“Cultivating mimosa for me was natural. My parents didn’t do this job, but they had some plots of land, and gradually I dedicated myself to it.” – Graziano Guglielmi”

How many varieties of mimosa exist? How is it cultivated?

“This is the Galuà, (in dialect, actually it’s called “Gaulois”), the most well-known, then there’s the “Chiaro di Luna”, the “Luna d’argento”, the “Denis Bodei”, and the Turnè (Tournaire), very similar to the Gaulois, but ripening a month earlier, and then another, highly demanded one, harvested unripe in September. For those who are not producers, it’s not easy to distinguish them; there are small variations in the leaf or the flower. Replicating a mimosa from seed is not easy; it’s preferred to graft the desired variety onto a more resistant wild one. There are people in the village who know how to do it well; we turn to them.”

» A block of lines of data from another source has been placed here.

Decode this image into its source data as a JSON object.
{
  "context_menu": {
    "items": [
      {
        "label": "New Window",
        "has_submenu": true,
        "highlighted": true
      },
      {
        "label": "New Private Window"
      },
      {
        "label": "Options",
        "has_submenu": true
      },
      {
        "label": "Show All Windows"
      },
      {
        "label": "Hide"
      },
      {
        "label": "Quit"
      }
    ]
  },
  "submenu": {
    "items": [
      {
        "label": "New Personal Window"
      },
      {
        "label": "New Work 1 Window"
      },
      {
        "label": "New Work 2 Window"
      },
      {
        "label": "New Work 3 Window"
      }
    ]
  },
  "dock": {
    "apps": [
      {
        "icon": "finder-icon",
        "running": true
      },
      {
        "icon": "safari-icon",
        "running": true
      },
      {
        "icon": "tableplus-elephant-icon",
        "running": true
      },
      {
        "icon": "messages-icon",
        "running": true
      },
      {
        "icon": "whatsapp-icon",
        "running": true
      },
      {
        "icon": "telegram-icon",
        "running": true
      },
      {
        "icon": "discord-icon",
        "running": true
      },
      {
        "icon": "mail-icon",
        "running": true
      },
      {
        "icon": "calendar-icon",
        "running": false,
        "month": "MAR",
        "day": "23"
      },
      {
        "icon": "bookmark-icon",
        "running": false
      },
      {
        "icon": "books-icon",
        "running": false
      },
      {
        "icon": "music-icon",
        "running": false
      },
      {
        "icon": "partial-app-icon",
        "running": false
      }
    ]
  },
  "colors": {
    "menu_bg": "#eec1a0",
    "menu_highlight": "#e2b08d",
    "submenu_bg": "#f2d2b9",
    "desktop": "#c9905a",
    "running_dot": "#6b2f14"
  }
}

mimosa in magazzino

Graziano also confesses something to me that adds beauty to the mimosa:

“Fortunately, mimosa doesn’t have parasites. Over these years, I’ve never used treatments with fungicides or pesticides, nor chemical fertilizers.” This way, you can rest assured that our gift for International Women’s Day won’t contain any kind of poison. To make it last longer, a few simple tips suffice: remove it from the plastic wrapping in which it’s given, soak it in clean water, preferably slightly acidified with the addition of a couple of drops of lemon. Place it in full light and in a humid environment, and spray fresh water on the flowers: mimosa releases a lot of water during transpiration, so the significant loss of liquid could cause it to dry out prematurely.”


“In the village, there are still those who know how to graft mimosa. They are small growers. We seek them out when we need new plants.”

We reach the ridge. To the west, you can see Perinaldo, with the snow-capped Alps in the background. Further on, more mountains, but it’s already France.

On our way back down, Graziano takes a slightly longer route. He wants to show me a place that, he says, is beautiful when the mimosa is in bloom. These are narrow roads that venture among pine forests, vegetable gardens, villas, and Mediterranean scrubland, areas with names that evoke antiquity, like “Suseneo,” “Mergai,” “Massabò”; every now and then, from a curve, the sea of Bordighera appears.

“Here, this place is called ‘paixe d’öji,’ the peace of the eyes,” he says.
And indeed, the horizon lowers, the sea appears, a few sparse cypress trees point like a finger to the sky. It’s a good place to come and rest after a day of work.

Veduta su Perinaldo
Veduta above Perinaldo